Left-hander Jim Deshaies was with the Twins for most of 1993 and all of 1994. Born and raised in Massena, New York, he attended LeMoyne College in Syracuse, New York, one of six major league players that school has produced. He was drafted by the Yankees in the twenty-first round in 1982. He put up some really good numbers in the Yankees’ system, reaching AAA by 1984. He also made his major league debut that year, making two starts for the Yankees in August. He did not have a good year in AAA in 1985, however, and was traded to Houston in mid-September as part of a deal for Joe Niekro. It was a good move for Deshaies, as he was immediately placed in the Astros rotation and stayed there for six years. He was pretty good for five of those years; the best was 1989, when he went 15-10, 2.91 with a WHIP of 1.15. He pitched poorly in 1991, however, and when contract expired he was allowed to become a free agent. He signed with Oakland, but was released in spring training of 1992. San Diego signed him in late April, sent him to AAA, and brought him to the majors in early July, place him in their starting rotation. He bounced back pretty well, but was a free agent after the season, signing with Minnesota. He did okay in 1993, not great but not terrible.

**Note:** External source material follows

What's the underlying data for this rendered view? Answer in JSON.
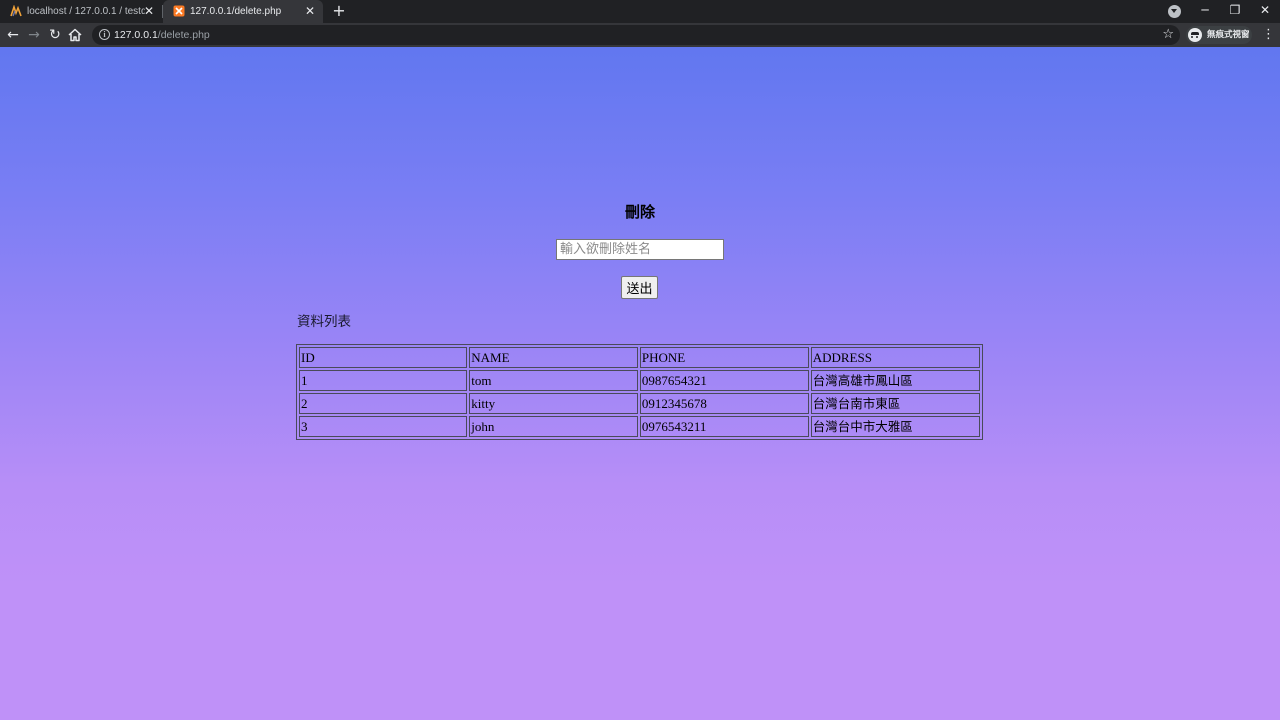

The Twins fell out of the race, however, and in late August Deshaies was traded to San Francisco for Andres Duncan, Aaron Fultz, and a player to be named later (Greg Brummett). Deshaies was a free agent after the season and returned to Minnesota for 1994. He was much worse in his second go-round with the Twins, leading the league both in home runs allowed and in earned runs allowed. As a Twin, he was 17-25, 5.71 with a WHIP of 1.46. He appeared in 52 games, all of them starts, and pitched 297.2 innings. He became a free agent again and signed with Philadelphia for 1995. He did well in AAA, but flopped in two starts with the Phillies and was released in late July, ending his playing career. In 1986, he struck out the first eight batters of the game, setting a modern-day record. He also holds the record for most at-bats without an extra-base hit. Jim Deshaies was a television broadcaster for the Houston Astros from 1997-2012 and is currently a broadcaster for the Chicago Cubs.